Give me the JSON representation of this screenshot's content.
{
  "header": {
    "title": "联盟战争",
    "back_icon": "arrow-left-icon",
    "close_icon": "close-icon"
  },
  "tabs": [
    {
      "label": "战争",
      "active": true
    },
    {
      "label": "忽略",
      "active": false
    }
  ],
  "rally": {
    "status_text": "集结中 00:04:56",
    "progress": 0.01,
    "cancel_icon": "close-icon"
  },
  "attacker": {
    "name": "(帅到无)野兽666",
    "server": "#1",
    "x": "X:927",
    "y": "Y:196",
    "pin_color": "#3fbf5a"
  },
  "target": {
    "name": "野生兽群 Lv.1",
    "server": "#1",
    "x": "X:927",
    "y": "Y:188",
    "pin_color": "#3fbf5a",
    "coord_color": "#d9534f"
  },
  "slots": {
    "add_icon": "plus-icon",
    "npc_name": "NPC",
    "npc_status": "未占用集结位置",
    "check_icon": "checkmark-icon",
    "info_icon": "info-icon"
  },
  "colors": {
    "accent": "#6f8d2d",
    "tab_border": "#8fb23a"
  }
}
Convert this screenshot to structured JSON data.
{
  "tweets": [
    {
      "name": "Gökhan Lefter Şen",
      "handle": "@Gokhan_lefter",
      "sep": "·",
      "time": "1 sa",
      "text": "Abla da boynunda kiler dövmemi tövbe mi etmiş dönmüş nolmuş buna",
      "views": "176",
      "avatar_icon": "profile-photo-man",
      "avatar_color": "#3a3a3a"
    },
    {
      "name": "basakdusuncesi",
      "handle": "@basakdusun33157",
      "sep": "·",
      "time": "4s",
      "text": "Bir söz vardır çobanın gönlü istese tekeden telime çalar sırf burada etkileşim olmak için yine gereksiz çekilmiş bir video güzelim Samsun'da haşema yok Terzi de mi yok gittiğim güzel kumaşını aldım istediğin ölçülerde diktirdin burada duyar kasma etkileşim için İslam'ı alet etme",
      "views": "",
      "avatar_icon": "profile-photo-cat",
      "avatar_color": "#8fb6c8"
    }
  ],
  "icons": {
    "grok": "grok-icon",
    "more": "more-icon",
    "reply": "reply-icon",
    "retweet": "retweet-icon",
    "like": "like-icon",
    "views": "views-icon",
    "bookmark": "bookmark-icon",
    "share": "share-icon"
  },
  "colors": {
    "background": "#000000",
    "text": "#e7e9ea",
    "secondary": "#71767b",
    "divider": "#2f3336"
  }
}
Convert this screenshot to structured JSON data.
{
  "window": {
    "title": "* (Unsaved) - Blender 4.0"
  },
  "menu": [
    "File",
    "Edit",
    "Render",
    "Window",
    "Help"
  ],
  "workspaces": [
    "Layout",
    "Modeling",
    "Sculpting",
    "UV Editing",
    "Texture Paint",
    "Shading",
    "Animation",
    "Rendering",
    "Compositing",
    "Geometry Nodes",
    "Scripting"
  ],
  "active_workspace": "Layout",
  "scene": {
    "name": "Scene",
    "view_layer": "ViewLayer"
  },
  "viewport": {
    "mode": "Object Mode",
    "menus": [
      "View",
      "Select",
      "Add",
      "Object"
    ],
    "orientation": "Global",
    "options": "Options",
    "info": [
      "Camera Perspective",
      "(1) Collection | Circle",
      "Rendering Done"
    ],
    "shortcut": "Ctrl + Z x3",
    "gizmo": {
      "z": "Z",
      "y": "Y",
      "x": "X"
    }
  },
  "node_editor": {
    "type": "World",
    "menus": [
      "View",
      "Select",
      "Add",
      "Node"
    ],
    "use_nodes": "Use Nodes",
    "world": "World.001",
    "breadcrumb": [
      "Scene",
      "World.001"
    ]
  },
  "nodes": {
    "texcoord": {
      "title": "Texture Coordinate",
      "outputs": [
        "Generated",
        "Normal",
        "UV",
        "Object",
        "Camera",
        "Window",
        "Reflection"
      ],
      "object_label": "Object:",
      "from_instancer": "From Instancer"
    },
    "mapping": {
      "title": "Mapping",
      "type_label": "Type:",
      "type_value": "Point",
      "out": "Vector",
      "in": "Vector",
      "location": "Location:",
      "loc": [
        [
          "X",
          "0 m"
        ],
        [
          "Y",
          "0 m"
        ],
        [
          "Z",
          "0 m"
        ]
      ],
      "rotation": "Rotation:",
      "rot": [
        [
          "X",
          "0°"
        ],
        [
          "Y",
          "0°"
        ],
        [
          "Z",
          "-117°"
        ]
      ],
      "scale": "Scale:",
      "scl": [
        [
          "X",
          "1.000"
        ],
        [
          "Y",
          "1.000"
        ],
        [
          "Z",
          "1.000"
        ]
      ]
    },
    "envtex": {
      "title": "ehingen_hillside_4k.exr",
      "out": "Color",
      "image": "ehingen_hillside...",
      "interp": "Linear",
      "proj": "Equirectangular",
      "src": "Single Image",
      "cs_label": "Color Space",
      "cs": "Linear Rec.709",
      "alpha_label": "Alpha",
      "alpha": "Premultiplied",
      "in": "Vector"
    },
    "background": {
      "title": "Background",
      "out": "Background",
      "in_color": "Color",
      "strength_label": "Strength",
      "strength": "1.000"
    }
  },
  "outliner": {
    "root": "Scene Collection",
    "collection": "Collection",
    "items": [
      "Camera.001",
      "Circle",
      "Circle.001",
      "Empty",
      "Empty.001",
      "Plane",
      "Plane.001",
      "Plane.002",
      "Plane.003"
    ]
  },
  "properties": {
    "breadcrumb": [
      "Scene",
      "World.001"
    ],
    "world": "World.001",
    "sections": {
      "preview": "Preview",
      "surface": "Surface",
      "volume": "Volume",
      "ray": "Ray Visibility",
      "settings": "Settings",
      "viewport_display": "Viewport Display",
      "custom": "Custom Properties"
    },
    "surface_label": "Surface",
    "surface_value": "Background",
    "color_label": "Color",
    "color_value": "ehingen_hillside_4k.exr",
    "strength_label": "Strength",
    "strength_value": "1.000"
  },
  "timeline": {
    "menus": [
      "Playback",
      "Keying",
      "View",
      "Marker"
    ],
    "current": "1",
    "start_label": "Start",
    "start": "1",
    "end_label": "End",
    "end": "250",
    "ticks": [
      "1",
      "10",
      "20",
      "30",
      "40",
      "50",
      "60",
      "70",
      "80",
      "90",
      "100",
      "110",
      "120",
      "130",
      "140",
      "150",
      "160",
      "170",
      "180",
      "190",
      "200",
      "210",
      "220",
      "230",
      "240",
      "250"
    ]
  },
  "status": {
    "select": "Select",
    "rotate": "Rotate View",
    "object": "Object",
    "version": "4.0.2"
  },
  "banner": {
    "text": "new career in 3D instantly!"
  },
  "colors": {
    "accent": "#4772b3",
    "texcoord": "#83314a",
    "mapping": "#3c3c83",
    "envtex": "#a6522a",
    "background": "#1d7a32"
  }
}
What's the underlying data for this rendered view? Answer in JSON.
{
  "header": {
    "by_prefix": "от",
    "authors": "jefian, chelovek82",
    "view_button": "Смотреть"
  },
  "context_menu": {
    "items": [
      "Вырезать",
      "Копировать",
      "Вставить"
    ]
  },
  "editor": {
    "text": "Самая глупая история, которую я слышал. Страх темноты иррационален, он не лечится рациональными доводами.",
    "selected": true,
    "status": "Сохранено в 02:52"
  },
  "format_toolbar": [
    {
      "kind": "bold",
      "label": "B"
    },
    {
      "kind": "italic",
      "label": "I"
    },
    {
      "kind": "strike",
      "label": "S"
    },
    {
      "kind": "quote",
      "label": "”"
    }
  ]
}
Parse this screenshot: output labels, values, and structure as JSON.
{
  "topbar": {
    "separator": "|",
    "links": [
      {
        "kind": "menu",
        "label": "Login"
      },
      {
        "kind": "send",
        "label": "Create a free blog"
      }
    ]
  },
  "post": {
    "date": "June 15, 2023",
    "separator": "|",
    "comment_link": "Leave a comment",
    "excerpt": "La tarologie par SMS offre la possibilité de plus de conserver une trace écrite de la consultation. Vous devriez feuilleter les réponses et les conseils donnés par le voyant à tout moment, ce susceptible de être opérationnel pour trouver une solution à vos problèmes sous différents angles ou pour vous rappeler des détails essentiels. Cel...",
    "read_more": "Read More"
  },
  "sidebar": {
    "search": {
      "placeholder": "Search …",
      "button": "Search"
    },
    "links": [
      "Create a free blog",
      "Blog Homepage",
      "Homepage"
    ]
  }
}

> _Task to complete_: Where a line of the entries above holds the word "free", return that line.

> _Finished exercise_:
        "label": "Create a free blog"
      "Create a free blog",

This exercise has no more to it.